Once we acknowledge that we ourselves have sinned, then we can sense the implications of our accountability. For example, we may seek forgiveness in Christ once we confess our wrongs (1 John 1:8-10). By stepping out of the ‘blame game’ that Adam and Eve taught us, we can move on to acting responsibly. (There is no doubt that people are unwilling to forgive others because they blame others for a certain situation, blinding them of their own accountability.)
When we do, then we can see the need for forgiveness through Jesus Christ, God’s Son, who died on the cross for our sins. And with forgiveness, repentance is nearby. Our lives are changed.
A possible reason for James’ argument
Perhaps, James argues these things to knock out any self-righteousness. These believers justify themselves by blaming others, even God. They neglect their duties before God (James speaks much about the works that should follow salvation) and wrongly esteem themselves. We are not sure of their situation, but James wrote some believers who blamed God for at least some of their sins.
The Question of Satan
Some might wonder, “If Satan plays such an important part in temptation, then why doesn’t James mention him?”
James’ chief point is to move us from blaming God to putting the full blame for sin on our own lives. If I lusted for a woman, then it was not Playboy, the woman, Satan, or God’s fault, but my own. If James brought up Satan or the world’s association with temptation (1 John 2:15-17) here in James 1, then he would have further confused his audience.
James does believe Satan negatively affects our lives. James 4:7 says, “Submit therefore to God. Resist the devil and he will flee from you.” Satan does tempt. James, however, does not speak about Satan in James 1 because he is convincing us that we are completely responsible for our sins.
Only when we can accept that we are responsible for our sins, can we begin to understand how other factors come into the process of temptation.
James 1:13-15, then is not addressing how we are tempted but the fact that God is absolved from any responsibility for that sin.
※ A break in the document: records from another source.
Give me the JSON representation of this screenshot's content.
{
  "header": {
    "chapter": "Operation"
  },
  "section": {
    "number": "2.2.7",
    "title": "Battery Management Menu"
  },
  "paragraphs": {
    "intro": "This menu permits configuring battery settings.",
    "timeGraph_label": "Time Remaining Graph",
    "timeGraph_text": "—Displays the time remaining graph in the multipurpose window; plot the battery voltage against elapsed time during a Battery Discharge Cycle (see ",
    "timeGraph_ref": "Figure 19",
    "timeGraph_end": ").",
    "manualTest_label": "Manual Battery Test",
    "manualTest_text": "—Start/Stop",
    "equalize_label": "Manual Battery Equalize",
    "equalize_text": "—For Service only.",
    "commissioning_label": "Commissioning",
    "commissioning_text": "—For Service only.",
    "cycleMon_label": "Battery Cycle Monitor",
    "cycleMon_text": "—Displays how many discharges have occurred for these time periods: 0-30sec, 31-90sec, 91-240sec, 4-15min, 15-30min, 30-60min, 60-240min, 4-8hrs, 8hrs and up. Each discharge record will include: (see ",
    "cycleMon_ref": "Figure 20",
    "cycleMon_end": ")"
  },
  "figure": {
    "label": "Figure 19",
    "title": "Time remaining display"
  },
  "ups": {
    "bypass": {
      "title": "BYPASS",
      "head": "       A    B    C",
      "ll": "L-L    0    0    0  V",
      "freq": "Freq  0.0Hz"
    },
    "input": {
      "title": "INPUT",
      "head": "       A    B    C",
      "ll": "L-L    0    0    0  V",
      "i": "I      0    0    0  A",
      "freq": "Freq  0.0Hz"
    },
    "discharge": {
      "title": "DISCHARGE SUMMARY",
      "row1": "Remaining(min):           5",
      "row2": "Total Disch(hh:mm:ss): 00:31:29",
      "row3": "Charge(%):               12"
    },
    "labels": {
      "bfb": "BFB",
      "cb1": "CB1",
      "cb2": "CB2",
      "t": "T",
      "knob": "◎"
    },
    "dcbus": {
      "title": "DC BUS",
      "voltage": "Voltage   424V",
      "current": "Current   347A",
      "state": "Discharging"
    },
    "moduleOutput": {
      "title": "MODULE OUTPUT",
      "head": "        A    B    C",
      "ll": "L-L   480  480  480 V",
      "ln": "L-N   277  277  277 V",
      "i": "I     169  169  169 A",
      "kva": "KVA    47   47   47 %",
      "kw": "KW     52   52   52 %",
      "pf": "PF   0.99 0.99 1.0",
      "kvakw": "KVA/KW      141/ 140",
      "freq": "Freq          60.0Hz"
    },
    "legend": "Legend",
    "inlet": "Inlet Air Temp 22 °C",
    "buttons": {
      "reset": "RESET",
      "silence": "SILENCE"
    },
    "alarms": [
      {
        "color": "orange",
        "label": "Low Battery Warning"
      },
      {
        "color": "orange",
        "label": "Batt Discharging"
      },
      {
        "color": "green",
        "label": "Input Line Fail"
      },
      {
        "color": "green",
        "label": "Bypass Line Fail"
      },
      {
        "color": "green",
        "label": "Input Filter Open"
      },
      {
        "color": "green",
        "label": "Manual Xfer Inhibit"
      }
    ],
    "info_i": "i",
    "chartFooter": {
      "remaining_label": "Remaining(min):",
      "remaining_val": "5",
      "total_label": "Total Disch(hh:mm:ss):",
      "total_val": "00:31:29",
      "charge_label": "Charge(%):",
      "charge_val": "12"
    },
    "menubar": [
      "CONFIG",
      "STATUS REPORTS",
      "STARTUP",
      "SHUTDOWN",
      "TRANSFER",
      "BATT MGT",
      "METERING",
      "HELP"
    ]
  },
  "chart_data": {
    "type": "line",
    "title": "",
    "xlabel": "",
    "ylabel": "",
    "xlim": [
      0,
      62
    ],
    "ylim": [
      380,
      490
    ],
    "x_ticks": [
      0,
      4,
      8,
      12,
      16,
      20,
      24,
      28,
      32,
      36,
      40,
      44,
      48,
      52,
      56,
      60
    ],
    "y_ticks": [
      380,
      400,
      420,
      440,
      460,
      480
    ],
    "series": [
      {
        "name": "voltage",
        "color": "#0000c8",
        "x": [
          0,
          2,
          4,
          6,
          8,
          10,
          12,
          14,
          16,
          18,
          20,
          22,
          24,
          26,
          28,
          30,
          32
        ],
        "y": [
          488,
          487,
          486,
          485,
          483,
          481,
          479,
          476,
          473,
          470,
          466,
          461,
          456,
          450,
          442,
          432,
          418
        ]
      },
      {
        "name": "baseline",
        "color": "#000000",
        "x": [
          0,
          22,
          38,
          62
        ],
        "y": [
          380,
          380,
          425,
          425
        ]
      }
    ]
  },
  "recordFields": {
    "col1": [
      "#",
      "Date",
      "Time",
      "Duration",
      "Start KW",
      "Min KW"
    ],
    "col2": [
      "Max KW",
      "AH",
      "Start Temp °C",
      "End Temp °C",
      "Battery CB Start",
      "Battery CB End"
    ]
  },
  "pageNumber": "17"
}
We sinners are fully responsible for our sins.
You might say, “No, I don’t want to sin.” But think about it, somehow you or I get to be convinced that sin is the best choice. When we choose to follow our sinful desires, it is because we came to think it best. Our belief shifted from God’s will to our own false belief.
We choose to follow our sinful desires because we come to believe they are best.
“Faith’s Triumph Over Temptation” strategically shows how we, as believers, end up sinning—even though we have a holy nature. Our victory over temptation does not come from our personal resolve, though self-discipline can help much. Our most significant opportunity to overcome temptation comes from isolating how the evil one uses lies and deceit (James 1:16) to move us from righteousness (the place where we do not want to sin) to sinfulness (where we are convinced it best to sin).
Bible Study Questions on James 1:13-15
- What is the main point of James in James 1:13-15?
- How does verse 13 confirm that main point?
- What are some reasons people might assert God is partly or wholly responsible for our sins?
- Do you believe that God is somewhat responsible for your sins? Why or why not?
- How does James prove that the sinner is fully responsible for his sins (see 1:14-15)?
- Why do you think James doesn’t mention here Satan’s part in tempting man?
- How do we know Satan is involved in the temptation process?
- Why can we only find forgiveness once we confess the full guilt for our own sin (1 John 1:8-10)?
- The author states, “We choose to follow our desires because we think they are best.” Do you agree? Why or why not?